This is based on a true story of a couple, a white man named Richard Loving (Joel Edgerton) and a black woman named Mildred Jeter (Ruth Negga) who had the audacity to fall in love in late 1950s Virginia. Mildred gets pregnant, so Richard does the honorable thing and proposes marriage.
But that wasn’t an option in the Dominion State in 1958, which had passed the Racial Integrity Act of 1924, making marriage between whites and non-whites a crime, so they go to Washington, DC to get hitched. They settle back in the small town of Central Point, VA. Based on an anonymous tip, the local police break into their domicile – a terrifying moment in the film – and find the Lovings sleeping in their bed. Mildred pointed out the framed marriage certificate on the bedroom wall, but they were told the certificate was not valid in the Commonwealth.
“On January 6, 1959, the Lovings pled guilty to ‘cohabiting as man and wife, against the peace and dignity of the Commonwealth.’ They were sentenced to one year in prison, with the sentence suspended on condition that the couple leaves Virginia and not return together for at least 25 years,” an apparently generous offer worked out by a local attorney. “After their conviction, the couple moved to the District of Columbia.”
Frustrated by being away from their extended families, and not happy with urban life, Mildred Loving wrote a letter to US Attorney General Robert F. Kennedy. RFK referred her letter to the American Civil Liberties Union (ACLU) and young, inexperienced attorney Bernard S. Cohen, who, eventually, with fellow lawyer Philip J. Hirschkop, filed a motion on behalf of the Lovings in the Virginia trial court to “vacate the criminal judgments and set aside the Lovings’ sentences on the grounds that the Virginia miscegenation statutes ran counter to the Fourteenth Amendment’s Equal Protection Clause.”

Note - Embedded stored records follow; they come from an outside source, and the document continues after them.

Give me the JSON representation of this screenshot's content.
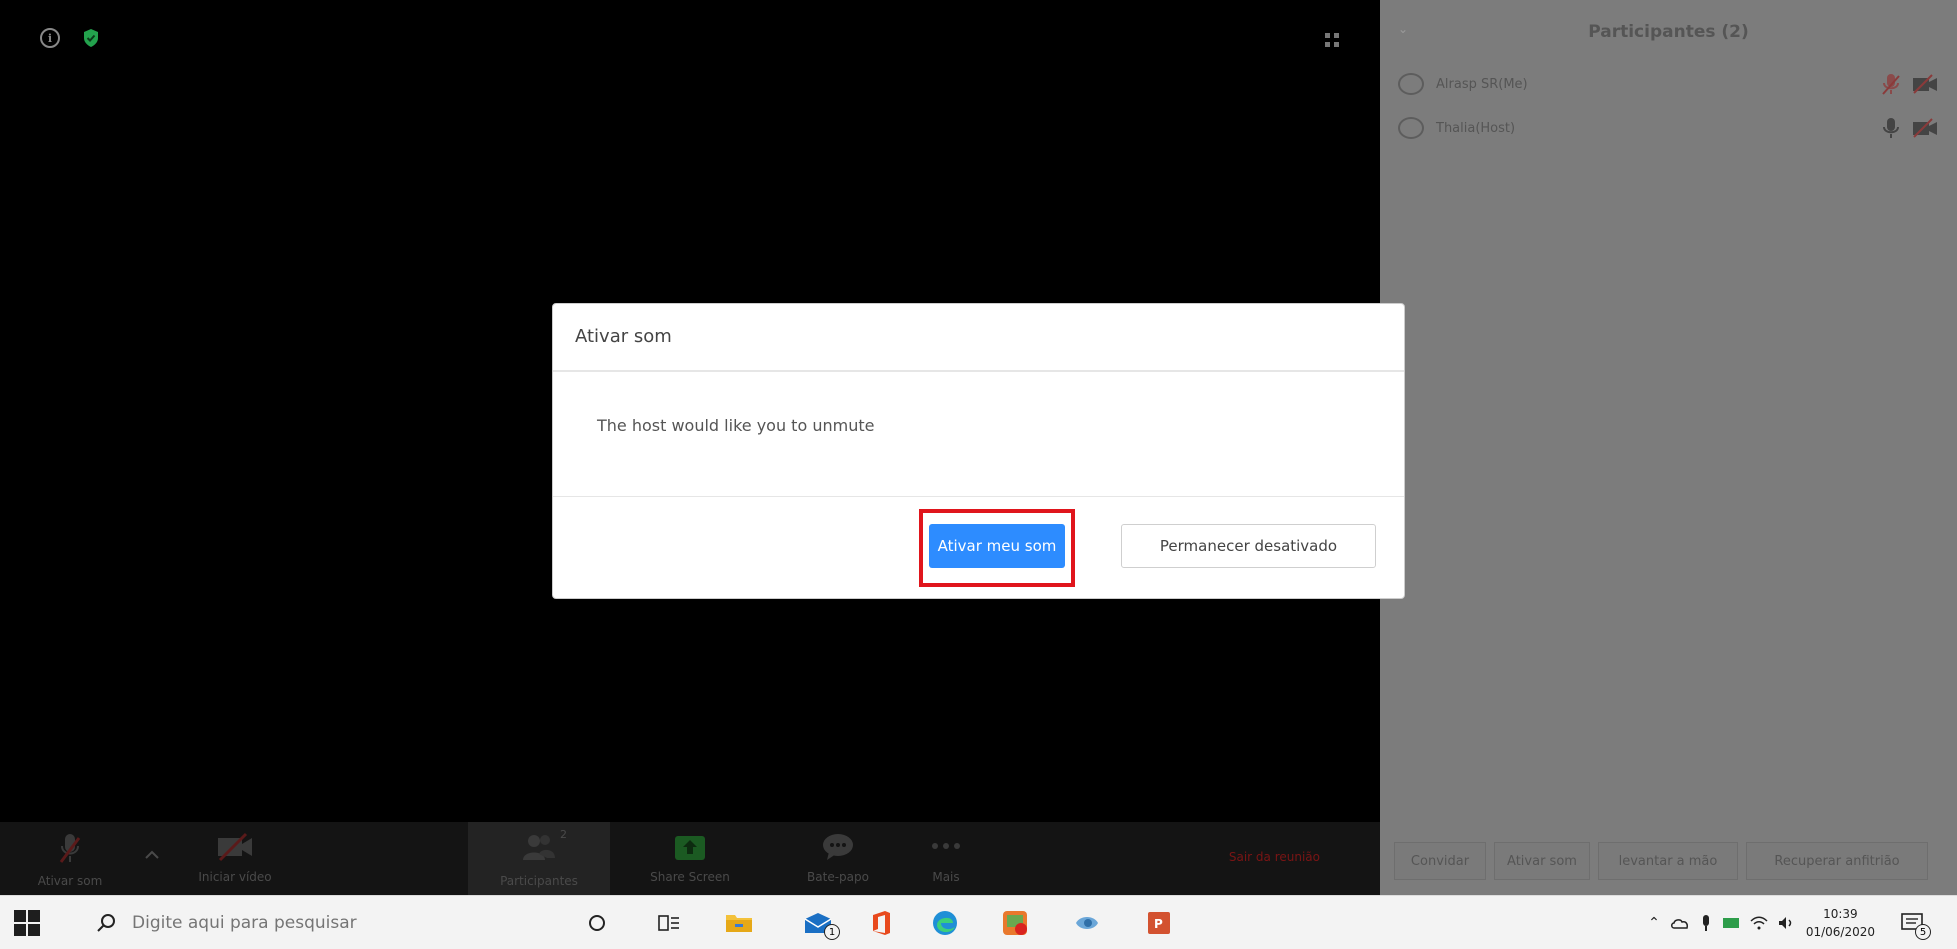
{
  "meeting": {
    "toolbar": {
      "unmute_label": "Ativar som",
      "start_video_label": "Iniciar vídeo",
      "participants_label": "Participantes",
      "participants_count": "2",
      "share_screen_label": "Share Screen",
      "chat_label": "Bate-papo",
      "more_label": "Mais",
      "leave_label": "Sair da reunião"
    }
  },
  "participants_panel": {
    "title": "Participantes (2)",
    "participants": [
      {
        "name": "Alrasp SR(Me)"
      },
      {
        "name": "Thalia(Host)"
      }
    ],
    "buttons": {
      "invite": "Convidar",
      "unmute": "Ativar som",
      "raise_hand": "levantar a mão",
      "reclaim_host": "Recuperar anfitrião"
    }
  },
  "dialog": {
    "title": "Ativar som",
    "message": "The host would like you to unmute",
    "primary_button": "Ativar meu som",
    "secondary_button": "Permanecer desativado"
  },
  "taskbar": {
    "search_placeholder": "Digite aqui para pesquisar",
    "time": "10:39",
    "date": "01/06/2020",
    "mail_badge": "1",
    "notification_badge": "5"
  },
  "colors": {
    "accent": "#2d8cff",
    "highlight": "#e0151c",
    "leave": "#c0151c"
  }
}
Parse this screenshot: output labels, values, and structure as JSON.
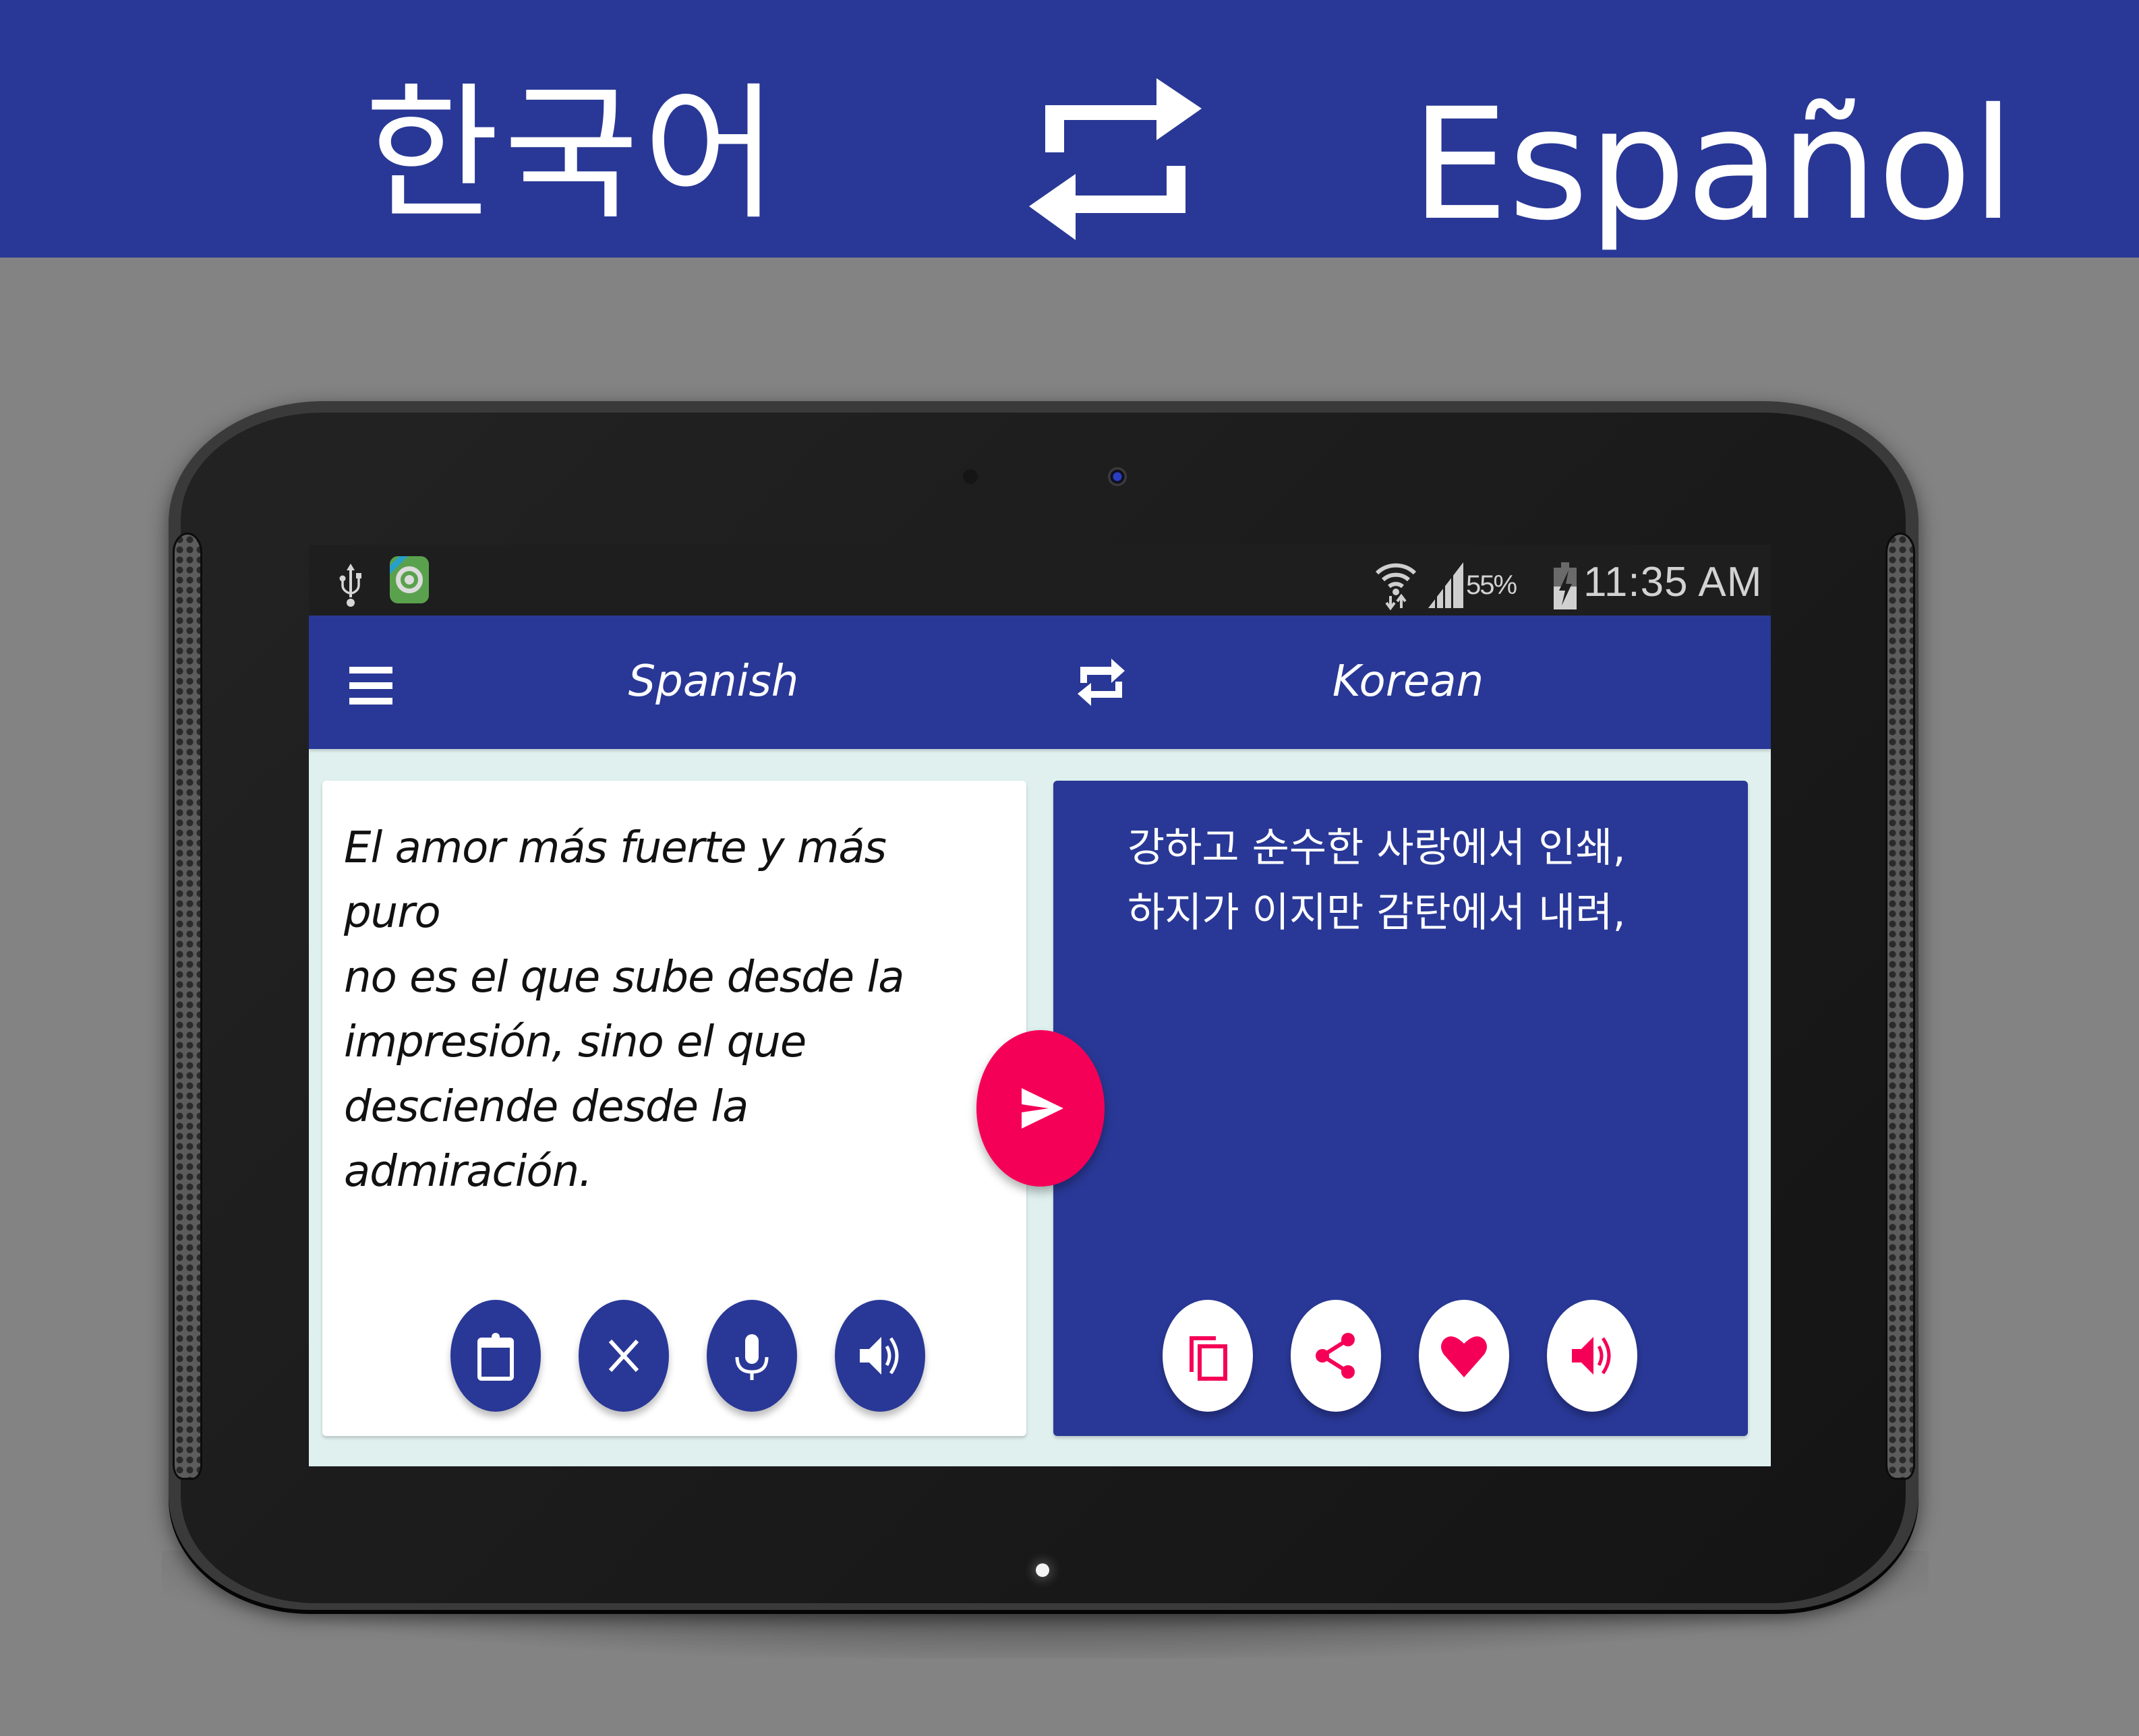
{
  "banner": {
    "left_language": "한국어",
    "swap_icon": "swap-arrows-icon",
    "right_language": "Español"
  },
  "status_bar": {
    "left_icons": [
      "usb-icon",
      "app-notification-icon"
    ],
    "right_icons": [
      "wifi-icon",
      "cell-signal-icon",
      "battery-charging-icon"
    ],
    "battery_percent": "55%",
    "time": "11:35 AM"
  },
  "app_bar": {
    "menu_icon": "hamburger-menu-icon",
    "source_language": "Spanish",
    "swap_icon": "swap-arrows-icon",
    "target_language": "Korean"
  },
  "input_card": {
    "text": "El amor más fuerte y más puro\nno es el que sube desde la\nimpresión, sino el que\ndesciende desde la admiración.",
    "actions": [
      {
        "name": "paste",
        "icon": "clipboard-icon"
      },
      {
        "name": "clear",
        "icon": "close-icon"
      },
      {
        "name": "voice-input",
        "icon": "microphone-icon"
      },
      {
        "name": "speak",
        "icon": "speaker-icon"
      }
    ]
  },
  "translate_button": {
    "icon": "send-icon"
  },
  "output_card": {
    "text": "강하고 순수한 사랑에서 인쇄,\n하지가 이지만 감탄에서 내려,",
    "actions": [
      {
        "name": "copy",
        "icon": "copy-icon"
      },
      {
        "name": "share",
        "icon": "share-icon"
      },
      {
        "name": "favorite",
        "icon": "heart-icon"
      },
      {
        "name": "speak",
        "icon": "speaker-icon"
      }
    ]
  },
  "colors": {
    "primary": "#293896",
    "accent": "#f50057",
    "content_background": "#dff0ee",
    "page_background": "#838383"
  }
}
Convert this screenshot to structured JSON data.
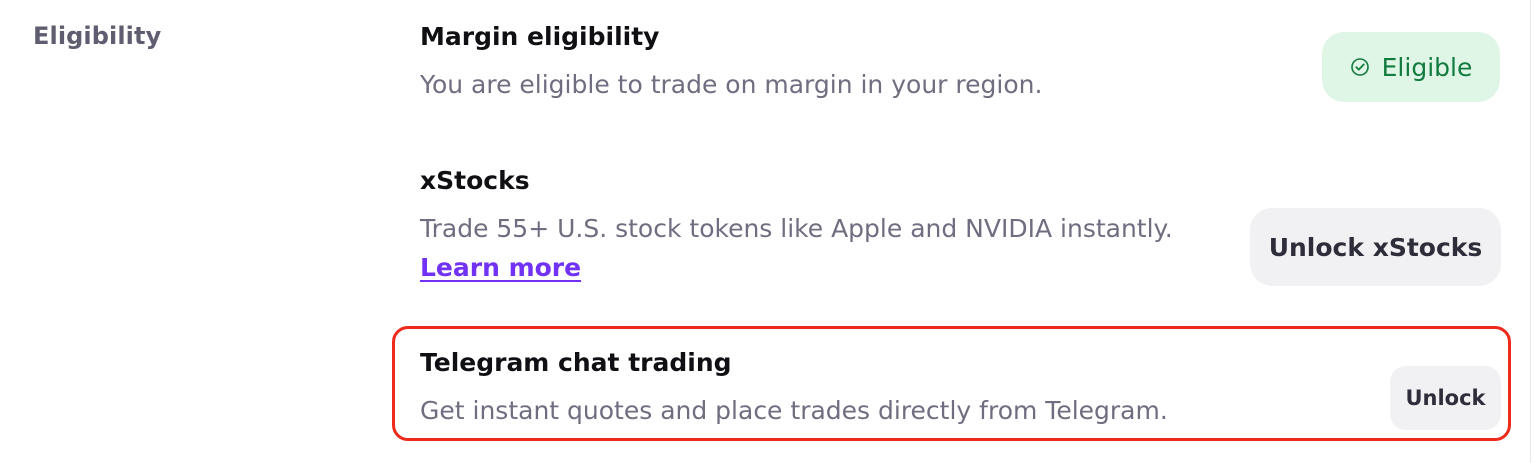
{
  "section": {
    "label": "Eligibility"
  },
  "rows": [
    {
      "title": "Margin eligibility",
      "description": "You are eligible to trade on margin in your region.",
      "status_label": "Eligible",
      "status_icon": "check-circle-icon"
    },
    {
      "title": "xStocks",
      "description": "Trade 55+ U.S. stock tokens like Apple and NVIDIA instantly.",
      "link_label": "Learn more",
      "button_label": "Unlock xStocks"
    },
    {
      "title": "Telegram chat trading",
      "description": "Get instant quotes and place trades directly from Telegram.",
      "button_label": "Unlock"
    }
  ],
  "colors": {
    "accent_link": "#7132f5",
    "eligible_bg": "#dff6e7",
    "eligible_text": "#137b3f",
    "highlight_border": "#ee2a1b",
    "button_bg": "#f1f1f4"
  }
}
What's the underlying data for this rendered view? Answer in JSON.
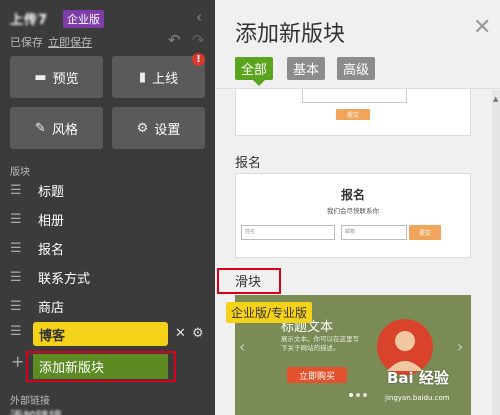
{
  "app": {
    "site_name": "上传7",
    "edition_badge": "企业版",
    "save_status": "已保存",
    "save_now": "立即保存"
  },
  "sidebar": {
    "tiles": [
      {
        "label": "预览",
        "icon": "monitor-icon"
      },
      {
        "label": "上线",
        "icon": "document-icon"
      },
      {
        "label": "风格",
        "icon": "brush-icon"
      },
      {
        "label": "设置",
        "icon": "gear-icon"
      }
    ],
    "notice_badge": "!",
    "sections_title": "版块",
    "sections": [
      {
        "label": "标题"
      },
      {
        "label": "相册"
      },
      {
        "label": "报名"
      },
      {
        "label": "联系方式"
      },
      {
        "label": "商店"
      }
    ],
    "active_section": "博客",
    "add_section_label": "添加新版块",
    "external_links_title": "外部链接",
    "external_item": "添加链接"
  },
  "panel": {
    "title": "添加新版块",
    "tabs": [
      {
        "label": "全部",
        "active": true
      },
      {
        "label": "基本",
        "active": false
      },
      {
        "label": "高级",
        "active": false
      }
    ],
    "top_card_button": "提交",
    "signup_label": "报名",
    "signup_card": {
      "title": "报名",
      "subtitle": "我们会尽快联系你",
      "name_placeholder": "姓名",
      "email_placeholder": "邮箱",
      "button": "提交"
    },
    "slider_label": "滑块",
    "slider_tier_badge": "企业版/专业版",
    "slider_card": {
      "title": "标题文本",
      "body": "展示文本。你可以在这里写下关于网站的描述。",
      "button": "立即购买"
    },
    "watermark": "Bai 经验",
    "watermark_url": "jingyan.baidu.com"
  },
  "colors": {
    "sidebar_bg": "#3b3b3b",
    "accent_green": "#5aa41e",
    "edition_purple": "#7d3da8",
    "highlight_yellow": "#f5d21a",
    "annotation_red": "#d9001b"
  }
}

This is a slow legal process, and the taciturn Richard is uncomfortable with the need to get publicity for the case, while Mildred appreciated its strategic importance. The tension might have split up a lesser couple. When the case was to be argued before the Supreme Court, the lawyers asked Richard what he’d want to say to the justices. Richard: “Tell them I love my wife.”
I had written about this case here, specifically Loving Day, on June 12, 1967, the date Loving v. Virginia overturned the laws not only in their case but in 14 other states.
Unfortunately, “Richard Loving died aged 41 in 1975 when a drunk driver struck his car in Caroline County, Virginia. Mildred Loving lost her right eye in the same accident. She died of pneumonia on May 2, 2008, in Milford, Virginia, aged 68. The couple had three children: Donald, Peggy, and Sidney.” Peggy was involved in the making of the movie.
As I suggested, there is tension in this film, but it’s subtle, such a brick around the LIFE magazine article they appear in. This was a mostly quiet, but extremely effective film for which Edgerton and Negga rightly received Golden Globe nominations.